“We have further investigated your account and you will need to churn your services to a new provider as we believe you are not using the service for personal use and we are no longer able to provide you services,” the email said.
“Your service will not be terminated and you will have 90 days after expiry before your number goes into a passive status so you will need to churn out your number before this time.”
Mr Gill said Kogan must have decided he was using his phone too much, which did not make sense considering he was supposed to have unlimited calls.
He said he planned to take the matter to Consumer Affairs.
“It doesn't seem fair, unlimited should be unlimited,” he said.
Another Kogan user, Darren Chapman was disconnected in February after being with the provider for less than a month.
“What I would consider normal use, thinking I had 6GB to use. I didn't make many calls,” he said.
On February 5 he realised his phone had no service.
He tried contacting Kogan by phone and online but got nowhere, so Mr Chapman moved his number to Telstra.
“I couldn't have what I thought was an unreliable service. “
While Kogan may be losing business from customers it does not appear to want, it may also lose a number of other customers deterred by its actions.

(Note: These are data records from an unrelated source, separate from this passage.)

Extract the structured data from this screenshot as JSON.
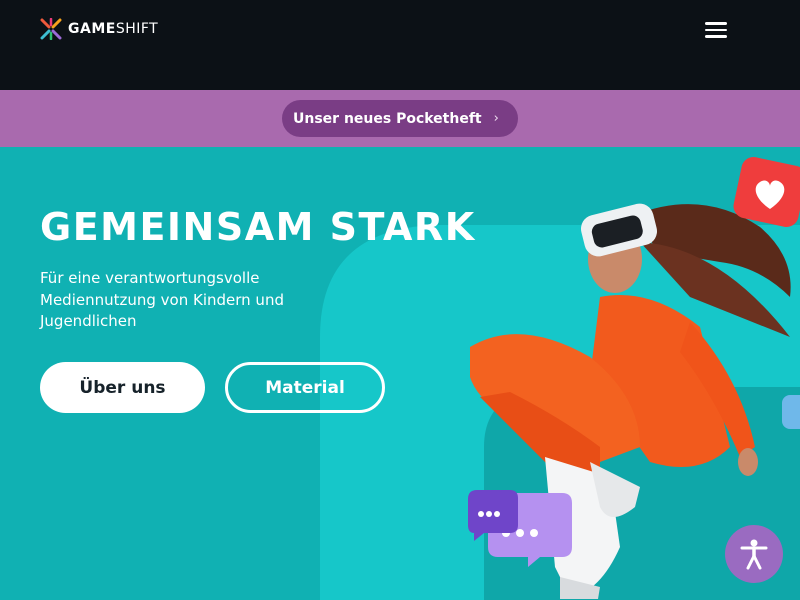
{
  "header": {
    "logo": {
      "text_bold": "GAME",
      "text_thin": "SHIFT",
      "icon": "gameshift-logo-icon"
    },
    "menu_icon": "hamburger-menu-icon"
  },
  "banner": {
    "pill_label": "Unser neues Pocketheft",
    "pill_icon": "chevron-right-icon",
    "background": "#a96aae",
    "pill_color": "#7a3d85"
  },
  "hero": {
    "title": "Gemeinsam stark",
    "subtitle": "Für eine verantwortungsvolle Mediennutzung von Kindern und Jugendlichen",
    "buttons": {
      "primary": "Über uns",
      "secondary": "Material"
    },
    "background": "#10b1b3",
    "image": "teen-with-vr-headset-image",
    "decorations": [
      "heart-bubble-icon",
      "chat-bubbles-icon"
    ]
  },
  "accessibility": {
    "icon": "accessibility-person-icon",
    "color": "#9a6bc1"
  },
  "colors": {
    "header_bg": "#0c1116",
    "accent_teal": "#10b1b3",
    "accent_purple": "#a96aae"
  }
}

Perth man Jay Shah signed up with Kogan about a week ago but since hearing about customers being cut off, is already considering moving to another carrier.
with Ben Grubb